Saturday, May 26, 2012

Stars and Satellites

Trampled by Turtles was first pitched to me a couple of years ago as "bluegrass shredders." It was intriguing enough of a concept to get me to a live show, and I was thoroughly impressed with the energy of the rowdy crowd, although the music wasn't really something I wanted to listen to at home.

The Minnesota band's slower new album though, "Stars and Satellites," has been on constant rotation at my place. It's perfect warm night music. Like any departure from an established sound, it's taken some heat, including this little write up by my friend Andy at Willamette Week with a hilarious burn of a genre tag. I however, gave the album some glowing praise in my preview for The Oregonian, and was really psyched to see it live last night. 

Unfortunately, I forgot about the bane of quiet music: talking. The fans who packed the Crystal came to rock. The springy ballroom floor was the bounciest I've ever felt it. But they weren't quite winded enough to chill out through the quieter songs. Luckily, I have some of the lyrics memorized now, so I could fill in the gaps.

Thursday, May 24, 2012

Another Brick in The Wall

Getting the chance to write about Roger Daltrey last fall and falling in love with Tommy, whet my appetite for classic rock Rogers. I was thrilled to get to write both a preview and review of Roger Waters' performance of The Wall at the Rose Garden for The Oregonian.

The preview presented a challenge. Unlike most people in my generation, my parents did not listen to classic rock. So I never heard The Wall until I was a teenager, and by then I was too into punk and not enough into pot to care.

So when it came time to write this piece, I listened to The Wall over and over again and discovered, that unlike Tommy, I didn't love it. I watched the movie, but still felt like I didn't get it. Why was it so long?

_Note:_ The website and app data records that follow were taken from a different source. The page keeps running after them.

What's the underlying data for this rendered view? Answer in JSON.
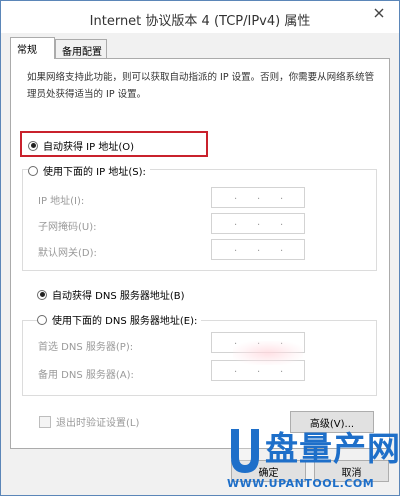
{
  "window": {
    "title": "Internet 协议版本 4 (TCP/IPv4) 属性",
    "close_icon": "close-icon"
  },
  "tabs": [
    {
      "label": "常规",
      "active": true
    },
    {
      "label": "备用配置",
      "active": false
    }
  ],
  "general": {
    "description": "如果网络支持此功能，则可以获取自动指派的 IP 设置。否则，你需要从网络系统管理员处获得适当的 IP 设置。",
    "ip_mode": {
      "auto_label": "自动获得 IP 地址(O)",
      "manual_label": "使用下面的 IP 地址(S):",
      "selected": "auto"
    },
    "ip_fields": [
      {
        "label": "IP 地址(I):",
        "value": "",
        "separators": ". . ."
      },
      {
        "label": "子网掩码(U):",
        "value": "",
        "separators": ". . ."
      },
      {
        "label": "默认网关(D):",
        "value": "",
        "separators": ". . ."
      }
    ],
    "dns_mode": {
      "auto_label": "自动获得 DNS 服务器地址(B)",
      "manual_label": "使用下面的 DNS 服务器地址(E):",
      "selected": "auto"
    },
    "dns_fields": [
      {
        "label": "首选 DNS 服务器(P):",
        "value": "",
        "separators": ". . ."
      },
      {
        "label": "备用 DNS 服务器(A):",
        "value": "",
        "separators": ". . ."
      }
    ],
    "validate_label": "退出时验证设置(L)",
    "validate_checked": false,
    "advanced_label": "高级(V)..."
  },
  "footer": {
    "ok_label": "确定",
    "cancel_label": "取消"
  },
  "watermark": {
    "brand": "盘量产网",
    "url": "WWW.UPANTOOL.COM",
    "color": "#1e6fc9"
  },
  "colors": {
    "highlight": "#c9212c",
    "title_border": "#5b86b8"
  }
}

Why all the funny voices?

 Finally, after talking to a couple of writer friends who are big Pink Floyd buffs, I realized the history of the album was the most interesting thing to me. So I researched and wrote an essay that kind of felt like a college paper. It was fun! 

The day of the show, I was wondering which Roger would win out--Daltrey or Waters.

Poor Daltrey never stood a chance. Waters put on the best show I've ever seen.

I think The Wall wasn't meant to be a movie or an album. It was meant to be a massive live production. I felt it. I felt it so much that afterward, another journalist I ran into and our friends didn't want to leave the building. We dreaded going out into the world where people didn't see what we just saw. As I walked back downtown, I ran into someone I knew. I told her I'd just seen the best show ever.

"Oh cool. Did you get new glasses?" she asked.

Image: Waters performs "Mother" in front of footage of himself performing it 30 years ago.

Monday, May 7, 2012

That Metal Weekend

Last weekend, Eddie Trunk, Don Jamieson and Jim Florentine, the hosts of the longest-running and highest-rated show on VH1 Classic, "That Metal Show," came to Seattle and Portland and did their first ever live performances together. I was entrusted with handling the media coverage and the media was very kind to us.

Eddie and Jim appeared on KISW 99.9 Seattle twice. Once on their metal show, "The Metal Shop," and again on "The BJ Shea Morning Experience."

Portland freelance writer Bob Ham did a great Q&A with Eddie for Willamette Week in which they break down all the important metal issues of the day. The Portland Mercury ran a preview, humorous as always. This morning, The Mercury's music blog has a detailed review of the show by Mark Lore, who also took the picture above.

Next up, Don, Jim and Eddie head to Chicago and Detroit June 15 & 16.